TASK OBJECTIVE:
Your answer should consist of all lines in the listing that hold the word "Progesteron".

RECORDS SHOWN:

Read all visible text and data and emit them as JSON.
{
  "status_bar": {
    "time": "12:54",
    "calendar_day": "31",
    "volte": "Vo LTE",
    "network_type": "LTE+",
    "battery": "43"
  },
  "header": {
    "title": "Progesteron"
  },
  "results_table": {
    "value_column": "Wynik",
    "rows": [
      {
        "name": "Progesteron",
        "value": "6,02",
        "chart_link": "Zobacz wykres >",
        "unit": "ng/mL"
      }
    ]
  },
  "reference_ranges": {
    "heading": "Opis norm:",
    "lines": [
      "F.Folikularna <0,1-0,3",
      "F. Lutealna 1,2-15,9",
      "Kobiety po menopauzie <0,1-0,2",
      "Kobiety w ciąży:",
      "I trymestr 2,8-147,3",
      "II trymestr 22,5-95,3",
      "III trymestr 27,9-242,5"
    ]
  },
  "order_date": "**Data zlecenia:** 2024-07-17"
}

EXERCISE SOLUTION:
    "title": "Progesteron"
        "name": "Progesteron",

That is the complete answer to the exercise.